You ever come at a child with a spoonful of bitter medicine? They yell, “No! … No! …” as they whip their head left and right to avoid the spoon. This is where you must pretend the spoon is a choo-choo train or an airplane coming in for a landing. Whatever game appeals to the child is the one that will get them to stop struggling, smile, and open wide for the medicine. Grabbing the attention, reigning in the focus of adults who resist Our Undoing’s type of understanding, is not much different than this.
When you run a website dedicated to undoing the self as thought construct, you have to come at it from different angles. This means communicating the same core Truth in as many fresh ways as possible so that one of them eventually breaks through the resistance of the audience. And it may never, because the audience is the resistance.
If the audience paid for the communication, then they want something in return. Sometimes that something is what they believe is on offer—enlightenment, in this case. Sometimes they want to turn the speaker’s sharing of understanding into an adversarial argument that they can sharpen their own arguments against. Sometimes they have no arguments or deep interest, they just want to hear themselves respond. Sometimes they want a psychological benefit and then move on. Sometimes they want to listen for the sake of listening because they interpret this to mean that doing so is the way to achieve a miraculous transformation.
Those are not instances of how only some audience members come here with motives, they are examples of how we all do. Every single one of us, or else we would not be here. The fact is not that some of us are beyond motives, but that one of us may hit the lottery and see through our motives. It’s hard because the motives are us.
Self-preservation is the root of it. Even if you have a nagging suspicion in the back of your mind telling you you’re the problem, you also want to be the solution because you want to exist. You want the transformation to be something through which you are fundamentally sustained. The alternative is scary. It’s death. It’s the unknown. And it’s what we’re all struggling to block out as the nagging voice of Truth grows louder.
The cleverest way to block that voice is to acknowledge it and tell yourself you’ve already heeded it. If there is still a you doing the heeding, you haven’t understood whose voice is speaking. That is why you find yourself here. Not because you get it, but because you don’t. The hardest people to reach are the ones who “know” they’ve already been reached. I speak from experience as I used to be exactly that person. And I reiterate: This dilemma is all of the audience. Not a few people. Not many or most. Every single person. One may have that inner eureka moment, win the lottery, and instantaneously die to clarity. Lucky me, I was such a one. Now I have a similar-though-different version of undoing to contend with. The audience must suspect I’m being honest about all of this or else why show up more than once? Again, nobody comes to listen because they’ve already successfully cashed in that winning ticket.

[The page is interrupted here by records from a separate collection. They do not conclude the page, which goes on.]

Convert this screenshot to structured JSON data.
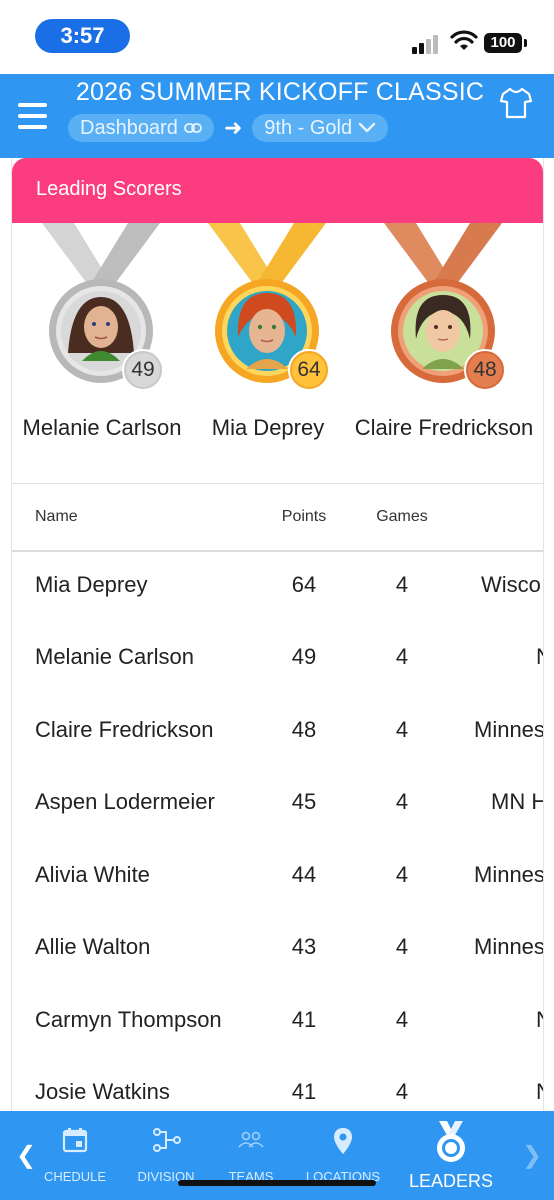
{
  "status_bar": {
    "time": "3:57",
    "battery": "100"
  },
  "header": {
    "title": "2026 SUMMER KICKOFF CLASSIC",
    "breadcrumb_dashboard": "Dashboard",
    "breadcrumb_division": "9th - Gold"
  },
  "card": {
    "title": "Leading Scorers",
    "podium": [
      {
        "name": "Melanie Carlson",
        "points": "49",
        "medal": "silver"
      },
      {
        "name": "Mia Deprey",
        "points": "64",
        "medal": "gold"
      },
      {
        "name": "Claire Fredrickson",
        "points": "48",
        "medal": "bronze"
      }
    ]
  },
  "table": {
    "columns": [
      "Name",
      "Points",
      "Games"
    ],
    "rows": [
      {
        "name": "Mia Deprey",
        "points": "64",
        "games": "4",
        "team": "Wisco"
      },
      {
        "name": "Melanie Carlson",
        "points": "49",
        "games": "4",
        "team": "N"
      },
      {
        "name": "Claire Fredrickson",
        "points": "48",
        "games": "4",
        "team": "Minnes"
      },
      {
        "name": "Aspen Lodermeier",
        "points": "45",
        "games": "4",
        "team": "MN H"
      },
      {
        "name": "Alivia White",
        "points": "44",
        "games": "4",
        "team": "Minnes"
      },
      {
        "name": "Allie Walton",
        "points": "43",
        "games": "4",
        "team": "Minnes"
      },
      {
        "name": "Carmyn Thompson",
        "points": "41",
        "games": "4",
        "team": "N"
      },
      {
        "name": "Josie Watkins",
        "points": "41",
        "games": "4",
        "team": "N"
      }
    ]
  },
  "bottom_nav": {
    "items": [
      {
        "label": "CHEDULE",
        "icon": "calendar-icon"
      },
      {
        "label": "DIVISION",
        "icon": "bracket-icon"
      },
      {
        "label": "TEAMS",
        "icon": "people-icon"
      },
      {
        "label": "LOCATIONS",
        "icon": "map-pin-icon"
      },
      {
        "label": "LEADERS",
        "icon": "medal-icon"
      }
    ]
  },
  "colors": {
    "primary": "#2f96f2",
    "card_header": "#fb3d7f",
    "gold": "#f5a623",
    "silver": "#b8b8b8",
    "bronze": "#d66a3b"
  }
}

But what about children? Weren’t we all born with a golden ticket to the enlightenment show that we lost in the pockets of grownup pants? In a sad, ironic twist, aren’t our young selves already the transformation we seek as adults? Isn’t it the adult shell that must crack to reveal the innocence of the child’s heart already there, sooty-faced with the pollution of unhealthy authorities and decisions, yet beaming with love from ear to ear? Isn’t simplicity supposed to be… well… simple?
While one does need to be living in open heart for transformation to have a chance to speak, one must also abandon the rules of one’s open-heartedness, personal revelations, comforts, and even heart culture. Remember: even authentic shaman are outcasts of their people. Everything must go to be No-Thing. It’s an uncompromising fact. And since we are all born into this dilemma, babies and children cannot understand it. They may radiate great love and even selflessness. They often blurt out wisdom we say is beyond their years and ask deep questions that may only form in innocence. But the ultimate transformation requires a mature mind and body.
Part of the reason is that an aspect of mind is projected by the body, which must be grown through time and wind up healthy by the end of it. Still, that mature mind does stem from the innocence and openness of the child. Innocence is the soil of the mature mind. Although ours is a culture that pollutes the soil, one may, as an adult, add back those vital nutrients.
The mature mind transcends and includes the wise child, just as the immature mind expresses the unhealthy impulses of the stuck or wounded inner child. The clear, mature mind requires an adult body with an adult’s ability to comprehend and understand. Without comprehension and understanding there can be no meaning. Without seeing the need to put all of this to rest—the entirety of what’s written right here on the page and in each of our lives—there can be no wholeness. This is the singular free-will decision one can ever make and it’s not a decision for children, but for balanced adults who are children at heart.
Give up. But never give over or you’ll be playing someone else’s game, which is ultimately still your own game: the game of not giving up.
Give up. It’s the only medicine.
Give up. The medicine, the spoon, and the hand are also you.